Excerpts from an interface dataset
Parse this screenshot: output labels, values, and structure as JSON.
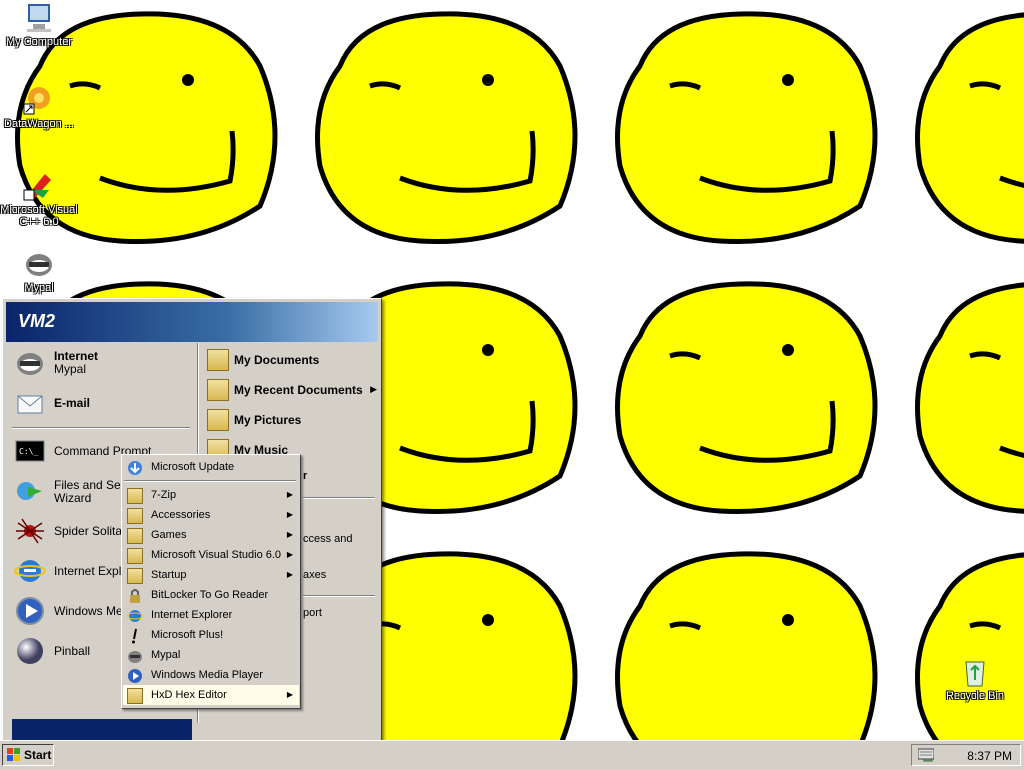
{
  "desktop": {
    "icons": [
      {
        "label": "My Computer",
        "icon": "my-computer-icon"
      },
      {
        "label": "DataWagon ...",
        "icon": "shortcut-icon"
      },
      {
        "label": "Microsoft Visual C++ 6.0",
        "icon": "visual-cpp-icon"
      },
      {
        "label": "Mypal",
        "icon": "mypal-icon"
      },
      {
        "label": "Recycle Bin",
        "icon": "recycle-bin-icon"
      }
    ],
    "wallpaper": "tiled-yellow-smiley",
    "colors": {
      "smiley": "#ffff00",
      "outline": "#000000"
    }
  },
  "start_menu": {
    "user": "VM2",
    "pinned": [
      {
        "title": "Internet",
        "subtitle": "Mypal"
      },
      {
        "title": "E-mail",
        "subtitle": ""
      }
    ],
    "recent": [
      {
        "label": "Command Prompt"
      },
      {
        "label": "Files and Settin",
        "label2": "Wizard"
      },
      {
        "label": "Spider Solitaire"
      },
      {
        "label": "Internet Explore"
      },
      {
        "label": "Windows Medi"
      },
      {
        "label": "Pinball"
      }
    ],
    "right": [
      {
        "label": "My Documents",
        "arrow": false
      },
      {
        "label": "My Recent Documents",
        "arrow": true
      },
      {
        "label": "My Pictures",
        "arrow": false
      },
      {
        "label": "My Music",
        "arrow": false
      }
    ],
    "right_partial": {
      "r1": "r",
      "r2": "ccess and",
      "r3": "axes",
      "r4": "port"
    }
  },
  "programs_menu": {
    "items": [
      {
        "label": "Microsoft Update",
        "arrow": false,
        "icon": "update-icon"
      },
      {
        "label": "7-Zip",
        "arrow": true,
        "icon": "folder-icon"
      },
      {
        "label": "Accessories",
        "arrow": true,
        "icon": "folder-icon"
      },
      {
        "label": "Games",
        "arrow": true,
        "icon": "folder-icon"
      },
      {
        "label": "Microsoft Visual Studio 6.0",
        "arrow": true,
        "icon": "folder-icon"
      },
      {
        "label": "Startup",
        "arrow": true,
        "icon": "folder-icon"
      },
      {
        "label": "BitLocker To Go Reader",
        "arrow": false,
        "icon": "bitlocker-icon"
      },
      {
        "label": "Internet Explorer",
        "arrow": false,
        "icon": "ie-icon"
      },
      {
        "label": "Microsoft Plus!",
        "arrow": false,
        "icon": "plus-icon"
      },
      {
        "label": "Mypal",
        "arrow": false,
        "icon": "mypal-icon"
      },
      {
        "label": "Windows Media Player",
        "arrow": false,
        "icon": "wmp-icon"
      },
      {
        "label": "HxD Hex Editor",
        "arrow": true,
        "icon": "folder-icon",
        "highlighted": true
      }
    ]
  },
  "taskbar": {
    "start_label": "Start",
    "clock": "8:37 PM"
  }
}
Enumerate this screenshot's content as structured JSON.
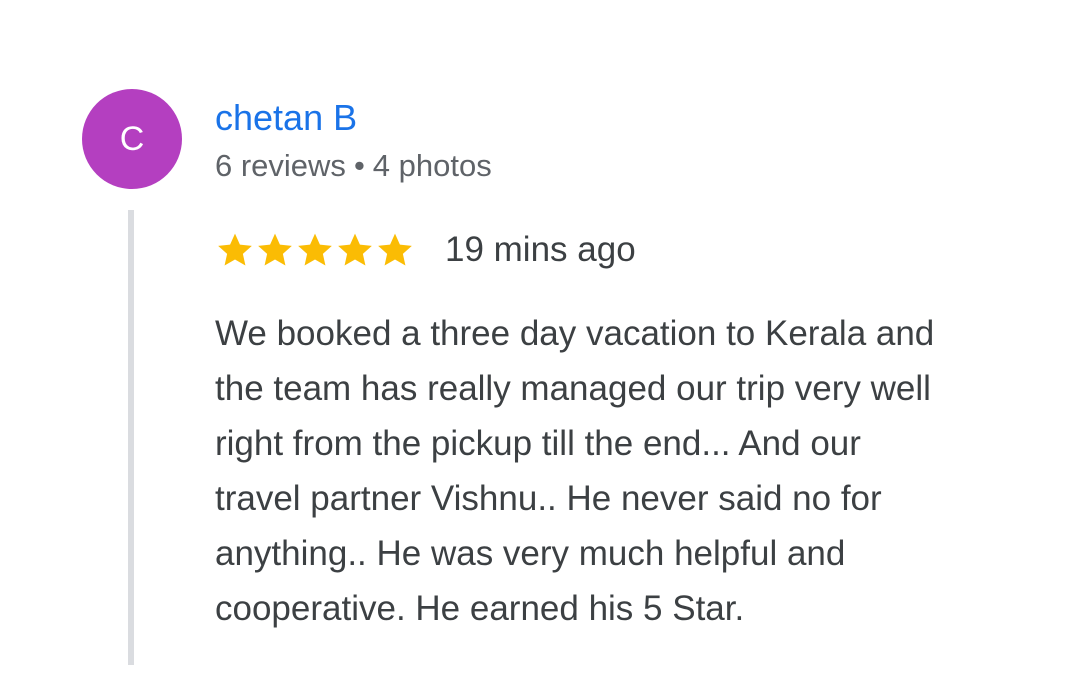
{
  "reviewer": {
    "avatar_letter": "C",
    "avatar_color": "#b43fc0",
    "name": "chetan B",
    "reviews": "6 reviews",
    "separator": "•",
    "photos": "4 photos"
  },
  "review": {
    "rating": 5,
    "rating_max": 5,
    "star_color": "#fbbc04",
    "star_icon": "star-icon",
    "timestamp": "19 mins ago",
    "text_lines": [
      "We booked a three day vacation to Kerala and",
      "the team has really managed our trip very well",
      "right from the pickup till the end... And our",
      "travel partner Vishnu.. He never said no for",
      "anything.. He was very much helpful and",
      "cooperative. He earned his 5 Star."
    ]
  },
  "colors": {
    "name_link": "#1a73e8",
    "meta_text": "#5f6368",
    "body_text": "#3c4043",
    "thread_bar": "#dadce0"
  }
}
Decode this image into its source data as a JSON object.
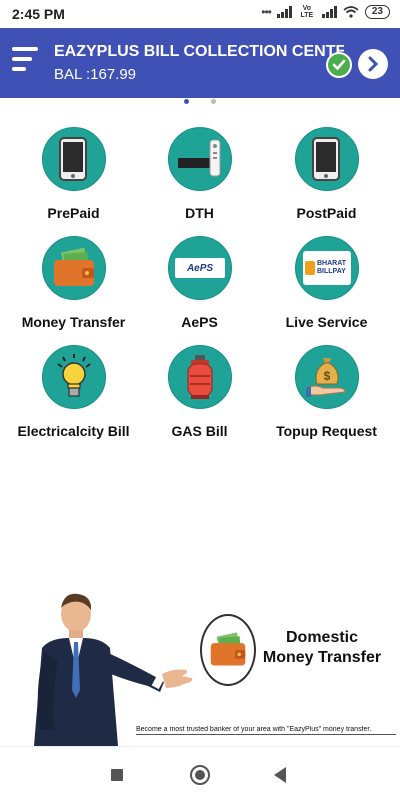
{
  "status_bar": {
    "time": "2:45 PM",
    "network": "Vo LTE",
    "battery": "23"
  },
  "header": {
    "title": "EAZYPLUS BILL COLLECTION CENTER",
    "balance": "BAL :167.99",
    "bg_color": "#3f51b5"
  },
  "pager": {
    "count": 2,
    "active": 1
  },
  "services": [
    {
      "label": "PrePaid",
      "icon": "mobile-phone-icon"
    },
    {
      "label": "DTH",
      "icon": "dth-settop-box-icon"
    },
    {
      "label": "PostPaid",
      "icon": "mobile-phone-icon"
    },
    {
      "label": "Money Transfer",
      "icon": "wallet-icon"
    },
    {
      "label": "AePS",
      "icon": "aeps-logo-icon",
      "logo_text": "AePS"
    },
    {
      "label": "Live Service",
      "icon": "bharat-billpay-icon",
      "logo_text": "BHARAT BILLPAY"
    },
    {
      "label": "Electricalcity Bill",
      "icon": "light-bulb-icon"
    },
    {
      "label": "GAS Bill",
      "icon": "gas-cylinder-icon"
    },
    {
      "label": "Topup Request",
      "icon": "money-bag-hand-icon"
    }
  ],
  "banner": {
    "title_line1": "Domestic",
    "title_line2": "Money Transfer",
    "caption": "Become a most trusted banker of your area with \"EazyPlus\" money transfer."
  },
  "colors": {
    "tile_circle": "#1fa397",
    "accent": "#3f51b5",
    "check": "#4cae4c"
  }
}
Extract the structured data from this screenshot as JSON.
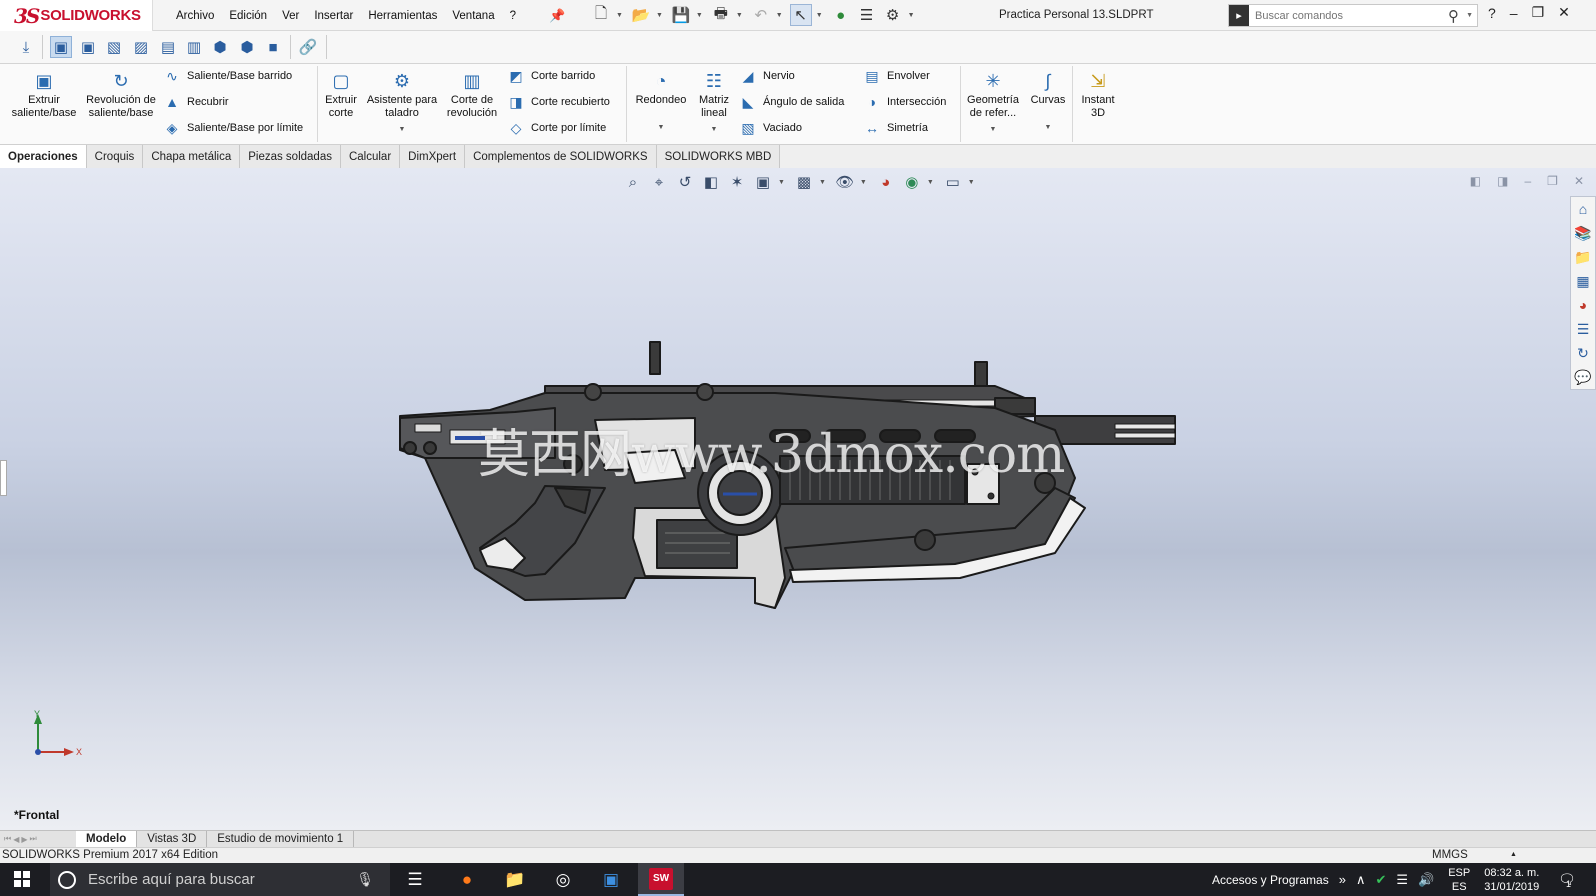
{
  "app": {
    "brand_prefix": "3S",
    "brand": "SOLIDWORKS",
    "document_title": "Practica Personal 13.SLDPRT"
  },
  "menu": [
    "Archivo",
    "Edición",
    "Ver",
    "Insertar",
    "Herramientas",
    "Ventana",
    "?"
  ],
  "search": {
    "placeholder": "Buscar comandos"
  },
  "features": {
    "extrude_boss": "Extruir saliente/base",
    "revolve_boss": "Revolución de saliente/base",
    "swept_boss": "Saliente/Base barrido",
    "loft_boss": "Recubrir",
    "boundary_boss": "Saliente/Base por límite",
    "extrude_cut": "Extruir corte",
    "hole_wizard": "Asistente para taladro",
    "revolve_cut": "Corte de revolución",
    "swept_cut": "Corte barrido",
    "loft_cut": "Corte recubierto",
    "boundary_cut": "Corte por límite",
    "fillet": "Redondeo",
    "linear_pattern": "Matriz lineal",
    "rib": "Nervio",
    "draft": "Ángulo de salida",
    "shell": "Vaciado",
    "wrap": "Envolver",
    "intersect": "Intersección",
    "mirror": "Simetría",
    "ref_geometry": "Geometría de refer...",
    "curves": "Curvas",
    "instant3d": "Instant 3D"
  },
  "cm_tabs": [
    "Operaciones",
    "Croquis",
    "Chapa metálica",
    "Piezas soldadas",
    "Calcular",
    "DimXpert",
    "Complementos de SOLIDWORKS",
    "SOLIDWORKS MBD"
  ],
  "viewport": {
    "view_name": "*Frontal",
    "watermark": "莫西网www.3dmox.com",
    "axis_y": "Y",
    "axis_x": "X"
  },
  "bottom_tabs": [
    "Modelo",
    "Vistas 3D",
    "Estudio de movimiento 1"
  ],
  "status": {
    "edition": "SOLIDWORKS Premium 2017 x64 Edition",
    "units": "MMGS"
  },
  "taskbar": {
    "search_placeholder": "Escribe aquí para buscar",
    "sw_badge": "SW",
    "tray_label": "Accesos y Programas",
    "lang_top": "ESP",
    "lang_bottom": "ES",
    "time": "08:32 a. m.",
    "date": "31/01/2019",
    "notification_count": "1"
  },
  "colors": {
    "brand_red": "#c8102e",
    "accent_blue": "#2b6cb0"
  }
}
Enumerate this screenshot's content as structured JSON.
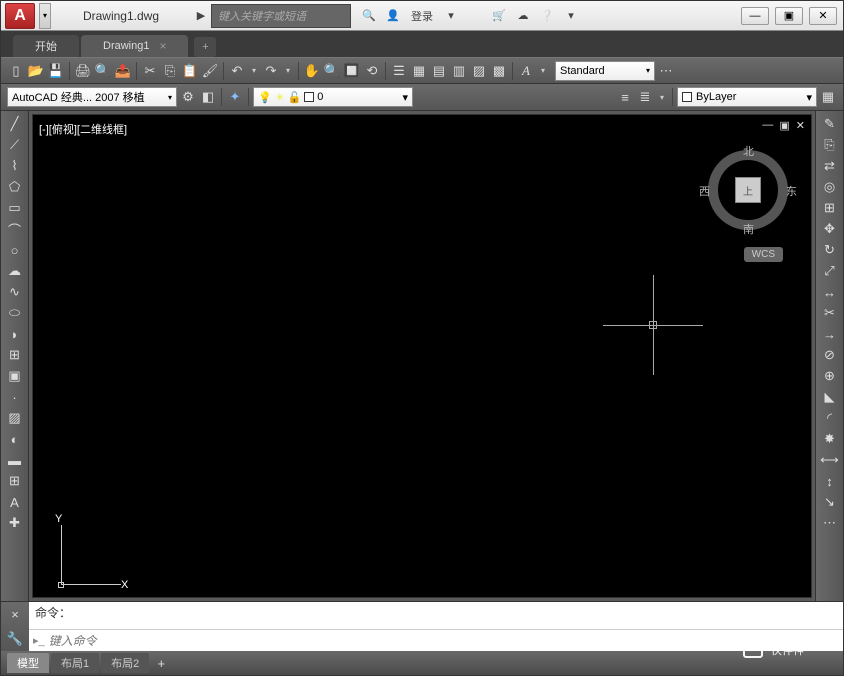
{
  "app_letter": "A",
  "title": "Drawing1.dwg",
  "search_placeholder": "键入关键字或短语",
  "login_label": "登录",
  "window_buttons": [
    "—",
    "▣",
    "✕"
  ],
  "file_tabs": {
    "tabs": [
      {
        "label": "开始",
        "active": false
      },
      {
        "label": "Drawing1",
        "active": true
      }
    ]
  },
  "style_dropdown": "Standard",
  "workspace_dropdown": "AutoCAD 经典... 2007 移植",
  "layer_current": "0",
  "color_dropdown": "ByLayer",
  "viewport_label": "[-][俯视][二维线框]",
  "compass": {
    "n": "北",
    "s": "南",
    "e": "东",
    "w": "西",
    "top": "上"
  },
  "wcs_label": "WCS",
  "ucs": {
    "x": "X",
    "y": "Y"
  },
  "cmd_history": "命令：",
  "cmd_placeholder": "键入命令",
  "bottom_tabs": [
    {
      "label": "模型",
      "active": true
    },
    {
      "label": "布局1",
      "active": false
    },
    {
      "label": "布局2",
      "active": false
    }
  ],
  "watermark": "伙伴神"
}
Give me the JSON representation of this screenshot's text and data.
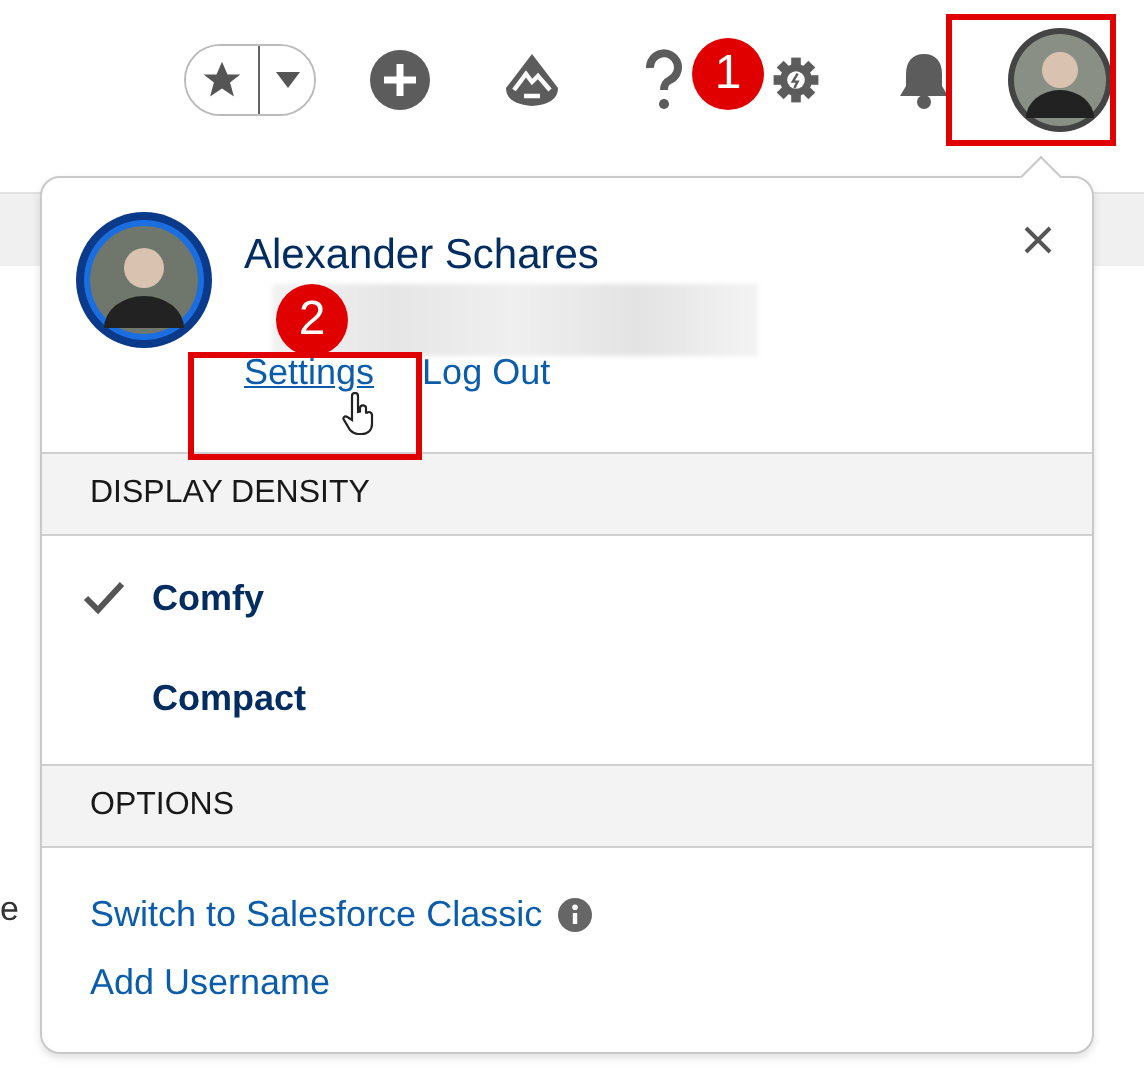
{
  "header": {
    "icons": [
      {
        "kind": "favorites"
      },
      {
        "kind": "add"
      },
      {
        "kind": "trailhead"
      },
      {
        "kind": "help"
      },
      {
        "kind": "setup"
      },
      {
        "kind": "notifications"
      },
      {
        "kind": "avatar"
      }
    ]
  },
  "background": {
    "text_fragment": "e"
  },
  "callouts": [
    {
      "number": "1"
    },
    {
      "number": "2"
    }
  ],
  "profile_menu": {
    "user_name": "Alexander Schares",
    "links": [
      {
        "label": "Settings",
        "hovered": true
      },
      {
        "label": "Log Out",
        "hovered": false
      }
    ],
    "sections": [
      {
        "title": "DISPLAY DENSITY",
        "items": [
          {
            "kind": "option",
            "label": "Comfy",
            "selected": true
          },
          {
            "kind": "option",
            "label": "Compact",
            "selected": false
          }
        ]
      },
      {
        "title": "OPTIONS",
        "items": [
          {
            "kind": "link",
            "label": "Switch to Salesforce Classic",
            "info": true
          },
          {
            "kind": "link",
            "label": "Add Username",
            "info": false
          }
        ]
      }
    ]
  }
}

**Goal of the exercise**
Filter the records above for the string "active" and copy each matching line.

**Response**
    "active": 1
        "active": false
        "active": true
      "active": true
      "active": false
      "active": false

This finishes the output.